Material provided:
.....
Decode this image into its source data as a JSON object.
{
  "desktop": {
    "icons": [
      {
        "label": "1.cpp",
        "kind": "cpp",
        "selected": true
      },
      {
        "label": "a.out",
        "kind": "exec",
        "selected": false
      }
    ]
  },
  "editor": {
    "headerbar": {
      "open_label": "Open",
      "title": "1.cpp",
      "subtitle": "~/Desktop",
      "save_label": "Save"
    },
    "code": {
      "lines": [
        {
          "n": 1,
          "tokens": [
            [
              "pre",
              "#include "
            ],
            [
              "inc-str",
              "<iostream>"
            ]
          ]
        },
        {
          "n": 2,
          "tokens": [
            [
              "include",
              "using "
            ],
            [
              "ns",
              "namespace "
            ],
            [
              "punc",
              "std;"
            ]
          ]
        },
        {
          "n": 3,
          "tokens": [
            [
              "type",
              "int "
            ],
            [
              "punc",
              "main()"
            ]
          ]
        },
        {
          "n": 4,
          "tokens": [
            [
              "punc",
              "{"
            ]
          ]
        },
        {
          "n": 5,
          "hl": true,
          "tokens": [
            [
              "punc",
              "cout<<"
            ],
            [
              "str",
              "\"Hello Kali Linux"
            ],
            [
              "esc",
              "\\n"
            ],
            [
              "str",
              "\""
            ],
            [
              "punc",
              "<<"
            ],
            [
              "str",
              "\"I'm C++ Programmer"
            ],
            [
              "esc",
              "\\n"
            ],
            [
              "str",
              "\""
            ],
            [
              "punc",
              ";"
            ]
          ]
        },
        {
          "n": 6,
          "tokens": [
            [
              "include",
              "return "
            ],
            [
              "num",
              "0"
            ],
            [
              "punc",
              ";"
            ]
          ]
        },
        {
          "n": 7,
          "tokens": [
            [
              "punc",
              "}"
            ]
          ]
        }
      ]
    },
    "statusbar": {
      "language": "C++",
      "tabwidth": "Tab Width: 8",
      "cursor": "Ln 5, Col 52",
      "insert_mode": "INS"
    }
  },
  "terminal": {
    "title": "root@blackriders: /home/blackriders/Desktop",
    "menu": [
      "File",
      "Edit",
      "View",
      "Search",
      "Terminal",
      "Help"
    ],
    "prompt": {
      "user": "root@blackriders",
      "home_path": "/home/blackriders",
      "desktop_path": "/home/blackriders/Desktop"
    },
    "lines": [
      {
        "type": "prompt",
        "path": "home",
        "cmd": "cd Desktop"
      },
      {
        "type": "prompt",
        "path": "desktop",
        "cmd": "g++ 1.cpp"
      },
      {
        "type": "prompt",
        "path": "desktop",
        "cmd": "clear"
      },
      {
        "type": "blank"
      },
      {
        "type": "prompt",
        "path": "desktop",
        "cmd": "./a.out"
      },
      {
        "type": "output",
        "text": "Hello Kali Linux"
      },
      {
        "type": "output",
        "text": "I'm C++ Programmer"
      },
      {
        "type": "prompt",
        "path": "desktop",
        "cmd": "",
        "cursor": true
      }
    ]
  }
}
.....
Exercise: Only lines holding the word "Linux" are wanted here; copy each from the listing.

Written response:
              "\"Hello Kali Linux"
        "text": "Hello Kali Linux"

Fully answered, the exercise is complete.